Articles

G.I. Bill Offsets the Costs for Many Enrolled in the Doctor of Business Administration Program

By Keith Morelli

DBA Students

TAMPA (August 13, 2019) -- The students of the Muma College of Business Doctor of Business Administration program are seasoned executives with decades of experience leading companies through good times and bad. They come to learn how to conduct rigorous research into ways to solve problems, or to prepare for a career in teaching once they retire. But other types are sprinkled generously among the cohorts: military leaders.

Many are drawn from Tampa’s MacDill Air Force base, taking advantage of the proximity of the massive base in South Tampa to the University of South Florida. Many are retired military now working in the defense contracting realm. Almost all are taking advantage of the G.I Bill to pay for the entire cost of the three-year program.

All are leaders, many of whom have led soldiers into combat situations. Others come from the world of intelligence and cybersecurity or logistics and supply chain management. Of the 138 students who enrolled in their respective cohorts, dating back to 2016, 32 – one in every five – have military connections. They range in rank from a sergeant to a brigadier general who once served as the wing commander at MacDill Air Force Base.

Four of the students are graduates of the U.S. Military Academy at West Point and three have degrees from the U.S. Air Force Academy in Colorado.

“We benefit from living and working in a community where many members of all the military branches call home,” said Matt Mullarkey, program director of the DBA at the Muma College of Business, himself a U.S. Army veteran. “We are part of the most military welcoming university in the country and our incoming DBA students with military connections benefit from the support of services offered through our USF Office of Veteran Success.

“Seasoned military professionals at the 20-plus year mark in their careers are often well positioned with access to people and data,” he said, “to conduct research into the various areas of inquiry that have interested them and their teams for years.”

The DBA program positions military-connected students with the social-science research methods and organizational theories they can use to delve into these interesting areas of inquiry, he said.

“Typically, these DBA participants bring exceptional experience leading teams and organizations around the world, often in extreme environments,” Mullarkey said. “They bring a mindset of continuous learning, a desire to get things done, a need to get to the facts and a desire to integrate the tools and techniques of research with real problems facing real people to make a pragmatic impact.

“Of course, many of these traits are consistent with the traits of every DBA student,” he said. “It is their lived experience that makes their contributions to research an interesting and insightful addition to the multifaceted, multi-experiences members of each of our multi-disciplinary cohorts.”

The Class of 2018 consisted of 35 students, 10 of whom were affiliated with the military, the most of any of the five cohorts.

Terry McGovern is getting ready to graduate this year. He served 20 years in the U.S. Air Force and chose the USF DBA program because the degree is from an AACSB accredited college. When he applied, McGovern already was working as an associate professor at a small private college, so he was familiar with the academic culture. That USF was named the “most military friendly university” in the nation by Military Times contributed to his decision to come here. His commute is more than most. He lives in Iowa and flies to Tampa to attend class each month.

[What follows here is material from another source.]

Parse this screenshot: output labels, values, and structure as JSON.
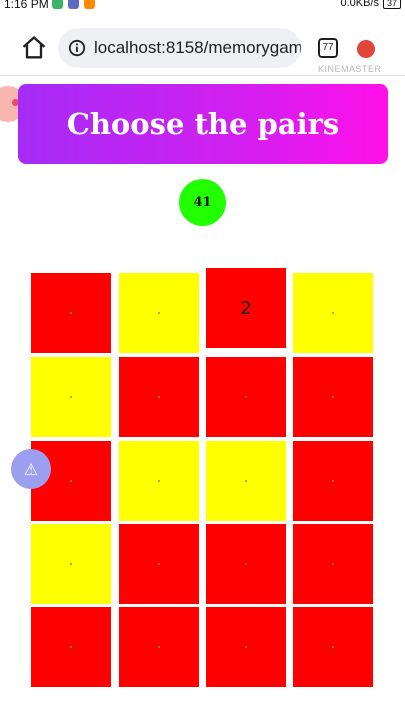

“As a vet, this was important and I can say with no uncertainty that USF more than lives up to its ratings,” he said. “I have a deep gratitude for the way USF looks out for its vets.”

What he takes away from the program most is the “innovative approach towards traditional dissertation projects,” he said. “I've already completed a traditional dissertation, so based on that experience I can attest that USF's approach is spot-on for 21st century education.”

McGovern's two-decade career in the military included stints as a research division speech writer for the chief of staff and security of the U.S. Air Force, as well as the U.S. Air Force Strategic Command's director of Global Operations. In 2011, he retired as a lieutenant colonel.

Having military leaders adds so much to the classroom discussions, he said. “Reflecting on our professional experiences in course discussions, not just military but our colleagues from the corporate and non-profit sectors as well, has helped ground the learning to real world situations,” he said. “That is usable knowledge, valuable for creating better business professionals.”

His advice to colleagues considering the program is this:

“Be prepared. Being an adult student takes a lot of self-discipline,” he said. “Know what you are getting into and be prepared to change your life for three years if you want to finish the DBA program at USF. I would also tell them it is worth it. The personal and professional learning and contacts are outstanding.”